A total departure from the Mariinsky Ballet’s version (and somewhere between Footloose and West Side Story) is Rock n’ Roll Cinderella, the story of a girl who’s just gotta dance. Growing up in the 1950s, this Cinderella’s home is ruled by her uptight, stick-in-the-mud stepfather but her toes just can’t stop tapping to that new crazy beat. When her mousy pals Dean and Martin can’t get her a ticket to the Debutante Ball, all seems lost, until a benevolent do-gooder from the “Make a Wish Come True” Society arrives on the scene. Unlike many children’s theater companies, which cast adult actors, the Family Matinee Company puts the city’s most promising young teen actors to work under the direction of Children’s Playwright-in-Residence Stephanie Temple. Past endeavors, like Goldilocks and the Three Aliens, Bollywood Sleepy Beauty, and their Western take on Snow White have inspired gaggles of kiddies hang around after the show for the meet-and-greet.More
Saturdays, Sundays, 2 & 4 p.m. Continues through Oct. 18
When the ancient Polynesians invented surfing, they often used a paddle to help them navigate. Fast-forward a few millennia, and Stand-Up Paddleboarding, or SUP, finds itself trendy again. Part of its increasing popularity is that standing upright allows surfers to spot waves more easily and thus catch more of them, multiplying the fun factor. Paddling back to the wave becomes less of a strain as well. The ability to cruise along on flat inland water, surveying the sights, is another advantage. Finally, its a good core workout. If youre sold on the idea, schedule an intro SUP lesson, free with board and paddle rental, and you may find yourself riding the waves like a Polynesian king.More
Watching Eiko & Koma is like observing nature. The duo is brutal and beautiful; lingering, gradual, and dynamic; deliberate and chaotic. In a word, awesome. While the two are neither natives nor residents of the Bay Area, their impact on local dance should not be underestimated. By the time they arrived in 1976, they were already hajjis of nonverbal theater. They had studied with Kazuo Ohno, the avant-garde master of butoh, in Japan, and with Manja Chmiel, a leader in Neue Tanz, the German dance movement that evolved alongside Bauhaus.

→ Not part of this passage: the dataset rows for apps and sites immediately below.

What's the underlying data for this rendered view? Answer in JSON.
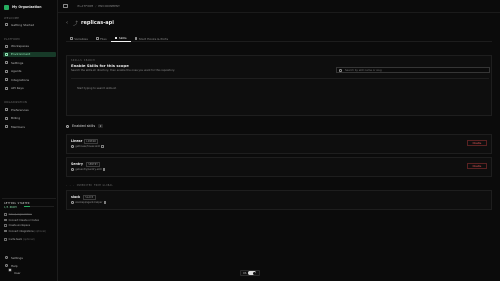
{
  "org": {
    "name": "My Organization"
  },
  "sidebar": {
    "welcome_label": "WELCOME",
    "getting_started": "Getting Started",
    "platform_label": "PLATFORM",
    "platform_items": [
      {
        "label": "Workspaces",
        "icon": "grid-icon"
      },
      {
        "label": "Environment",
        "icon": "box-icon",
        "active": true
      },
      {
        "label": "Settings",
        "icon": "gear-icon"
      },
      {
        "label": "Agents",
        "icon": "bot-icon"
      },
      {
        "label": "Integrations",
        "icon": "plug-icon"
      },
      {
        "label": "API Keys",
        "icon": "key-icon"
      }
    ],
    "organization_label": "ORGANIZATION",
    "org_items": [
      {
        "label": "Preferences",
        "icon": "sliders-icon"
      },
      {
        "label": "Billing",
        "icon": "card-icon"
      },
      {
        "label": "Members",
        "icon": "users-icon"
      }
    ],
    "getting_started_box": {
      "title": "GETTING STARTED",
      "progress_text": "1/5 READY",
      "progress": 0.2,
      "steps": [
        {
          "label": "Set up organization",
          "done": true,
          "note": ""
        },
        {
          "label": "Connect Claude or Codex",
          "done": false,
          "note": ""
        },
        {
          "label": "Create workspace",
          "done": false,
          "note": ""
        },
        {
          "label": "Connect integrations",
          "done": false,
          "note": "(optional)"
        },
        {
          "label": "Invite team",
          "done": false,
          "note": "(optional)"
        }
      ]
    },
    "bottom": {
      "settings": "Settings",
      "help": "Help",
      "user": "User"
    }
  },
  "topbar": {
    "crumbs": [
      "PLATFORM",
      "ENVIRONMENT"
    ]
  },
  "page": {
    "back_glyph": "‹",
    "title": "replicas-api",
    "title_icon": "⤴"
  },
  "tabs": [
    {
      "label": "Variables",
      "active": false
    },
    {
      "label": "Files",
      "active": false
    },
    {
      "label": "Skills",
      "active": true
    },
    {
      "label": "Start Hooks & Ports",
      "active": false
    }
  ],
  "skills_search": {
    "caps_label": "SKILLS SEARCH",
    "title": "Enable Skills for this scope",
    "description": "Search the skills.sh directory, then enable the ones you want for this repository.",
    "placeholder": "Search by skill name or slug",
    "empty_text": "Start typing to search skills.sh"
  },
  "enabled": {
    "title": "Enabled skills",
    "count": "2",
    "skills": [
      {
        "name": "Linear",
        "tag": "LINEAR",
        "repo": "getlinear/linear-skill",
        "action": "Disable"
      },
      {
        "name": "Sentry",
        "tag": "SENTRY",
        "repo": "getsentry/sentry-skill",
        "action": "Disable"
      }
    ]
  },
  "inherited": {
    "label": "INHERITED FROM GLOBAL",
    "skills": [
      {
        "name": "slack",
        "tag": "SLACK",
        "repo": "slackapi/agent-helper"
      }
    ]
  },
  "footer_toggle": {
    "label": "OS"
  }
}
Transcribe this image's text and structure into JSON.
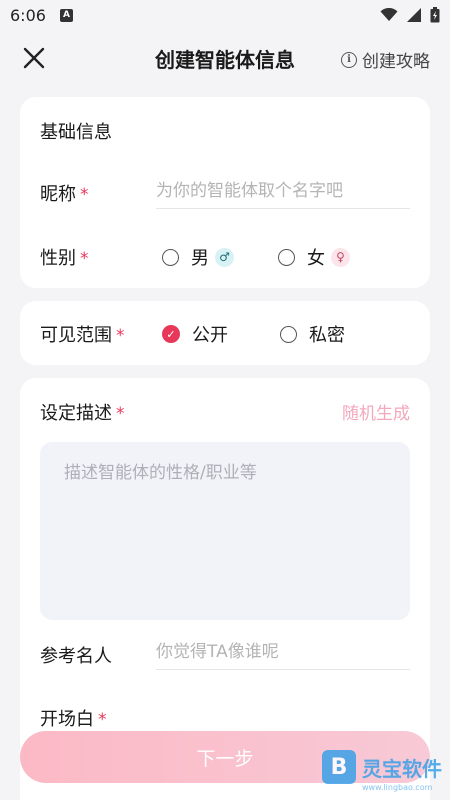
{
  "status_bar": {
    "time": "6:06",
    "notification": "A"
  },
  "header": {
    "title": "创建智能体信息",
    "guide_label": "创建攻略"
  },
  "basic_info": {
    "title": "基础信息",
    "nickname_label": "昵称",
    "nickname_placeholder": "为你的智能体取个名字吧",
    "gender_label": "性别",
    "gender_options": [
      {
        "label": "男",
        "symbol": "♂",
        "selected": false
      },
      {
        "label": "女",
        "symbol": "♀",
        "selected": false
      }
    ],
    "required_mark": "*"
  },
  "visibility": {
    "label": "可见范围",
    "options": [
      {
        "label": "公开",
        "selected": true
      },
      {
        "label": "私密",
        "selected": false
      }
    ]
  },
  "description": {
    "label": "设定描述",
    "random_label": "随机生成",
    "placeholder": "描述智能体的性格/职业等",
    "reference_label": "参考名人",
    "reference_placeholder": "你觉得TA像谁呢",
    "opening_label": "开场白"
  },
  "next_button": {
    "label": "下一步"
  },
  "watermark": {
    "text": "灵宝软件",
    "logo_letter": "B",
    "url_text": "www.lingbao.com"
  },
  "colors": {
    "accent": "#e8385a",
    "button": "#fbb9c5",
    "random_link": "#f4a8bc"
  }
}
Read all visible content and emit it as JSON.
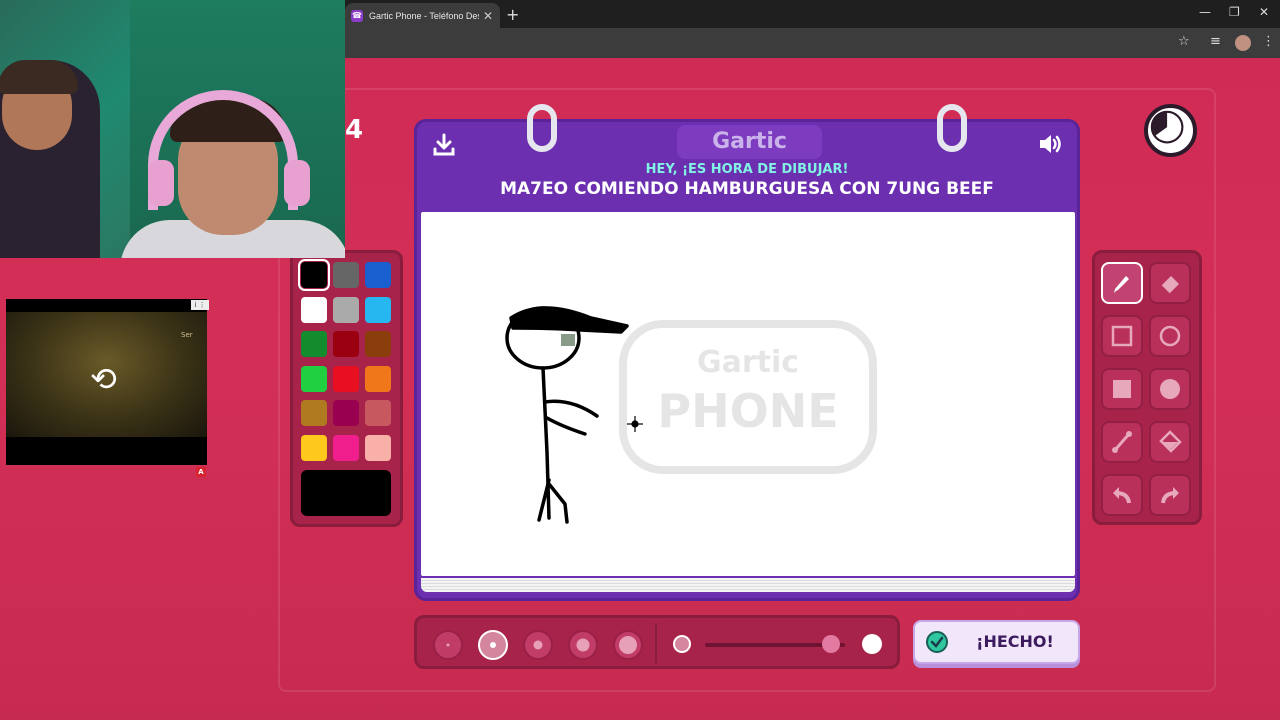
{
  "browser": {
    "tab_title": "Gartic Phone - Teléfono Descon",
    "tab_close": "✕",
    "new_tab": "+",
    "controls": [
      "—",
      "❐",
      "✕"
    ]
  },
  "game": {
    "round": "4",
    "brand": "Gartic",
    "subtitle": "HEY, ¡ES HORA DE DIBUJAR!",
    "prompt": "MA7EO COMIENDO HAMBURGUESA CON 7UNG BEEF",
    "done_label": "¡HECHO!",
    "watermark_top": "Gartic",
    "watermark_bottom": "PHONE"
  },
  "ad": {
    "brand_text": "Ser",
    "info_label": "i ⋮",
    "badge": "A"
  },
  "palette": {
    "colors": [
      "#000000",
      "#666666",
      "#1a5fd0",
      "#ffffff",
      "#aaaaaa",
      "#27b7f0",
      "#128c2d",
      "#9a0010",
      "#8a3c0a",
      "#20d040",
      "#e81020",
      "#f0781a",
      "#b07a20",
      "#9a0050",
      "#c85860",
      "#ffc81c",
      "#f01e8c",
      "#f8b0a8"
    ],
    "selected_color": "#000000"
  },
  "tools": [
    "pencil",
    "eraser",
    "rectangle",
    "ellipse",
    "filled-rectangle",
    "filled-ellipse",
    "line",
    "fill-bucket",
    "undo",
    "redo"
  ],
  "brush_sizes": [
    1,
    2,
    3,
    4,
    5
  ],
  "active_brush_size": 2,
  "opacity_level": 0.9
}
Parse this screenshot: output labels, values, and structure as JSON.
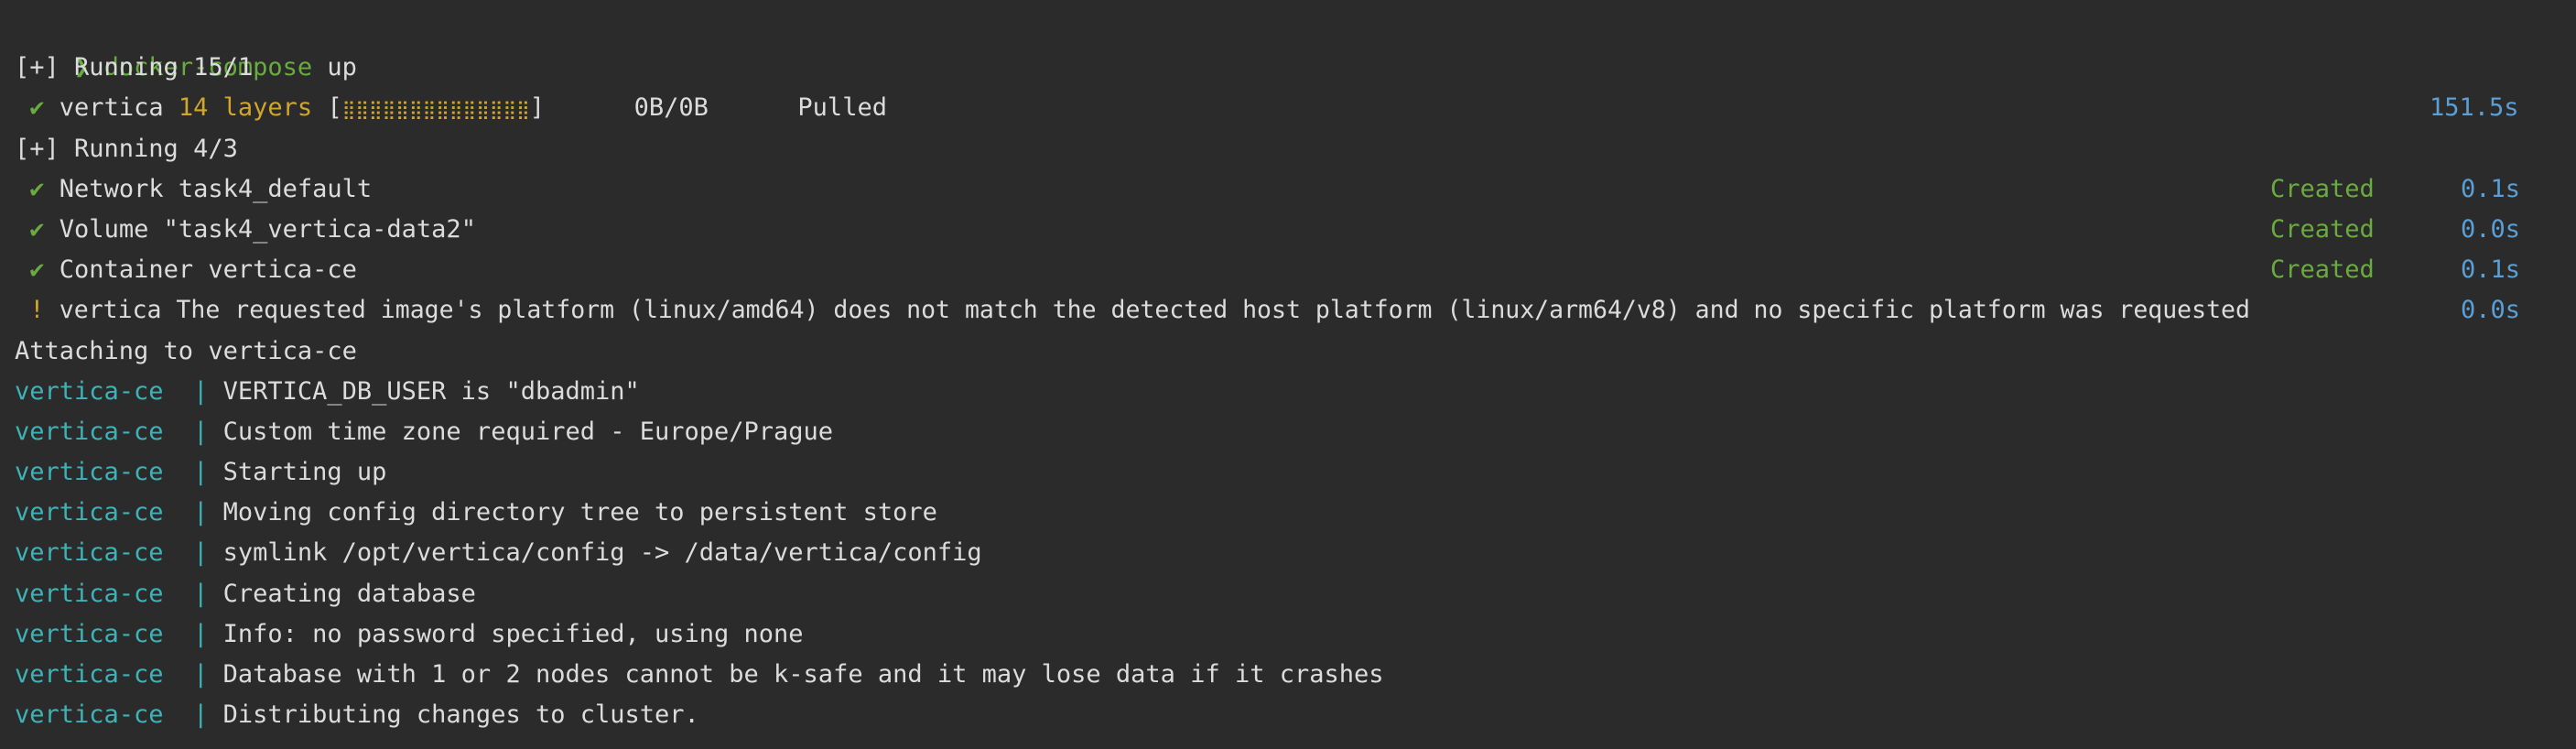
{
  "terminal": {
    "command": {
      "prompt": "❯",
      "cmd": "docker-compose",
      "arg": "up"
    },
    "running1": "[+] Running 15/1",
    "pull_line": {
      "check": "✔",
      "name": "vertica",
      "layers": "14 layers",
      "bar_open": "[",
      "bar": "⣿⣿⣿⣿⣿⣿⣿⣿⣿⣿⣿⣿⣿⣿",
      "bar_close": "]",
      "size": "0B/0B",
      "status": "Pulled",
      "time": "151.5s"
    },
    "running2": "[+] Running 4/3",
    "resources": [
      {
        "check": "✔",
        "label": "Network task4_default",
        "status": "Created",
        "time": "0.1s"
      },
      {
        "check": "✔",
        "label": "Volume \"task4_vertica-data2\"",
        "status": "Created",
        "time": "0.0s"
      },
      {
        "check": "✔",
        "label": "Container vertica-ce",
        "status": "Created",
        "time": "0.1s"
      }
    ],
    "warning": {
      "mark": "!",
      "text": "vertica The requested image's platform (linux/amd64) does not match the detected host platform (linux/arm64/v8) and no specific platform was requested",
      "time": "0.0s"
    },
    "attaching": "Attaching to vertica-ce",
    "container_prefix": "vertica-ce  |",
    "logs": [
      "VERTICA_DB_USER is \"dbadmin\"",
      "Custom time zone required - Europe/Prague",
      "Starting up",
      "Moving config directory tree to persistent store",
      "symlink /opt/vertica/config -> /data/vertica/config",
      "Creating database",
      "Info: no password specified, using none",
      "Database with 1 or 2 nodes cannot be k-safe and it may lose data if it crashes",
      "Distributing changes to cluster."
    ]
  }
}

Deeply inspired by both art forms, they adhered to neither. Their original work, which made its American debut in S.F., was a revelation. Soon afterward, the dancers returned for a few months every year to collaborate with Bay Area artists. Fittingly, while touring with the “Retrospective Project,” a celebration of the duo’s 40-year partnership, Eiko & Koma have decided create new work here. Fragile, which was developed with the Kronos Quartet, explores fragility in a stark way. Audience members are invited to sit in intimate proximity to the performers and view them from multiple viewpoints, for any duration that is comfortable. During the second week of their residency, Eiko & Koma present Regeneration, a selection of three definitive early works.
March 15-17, 2012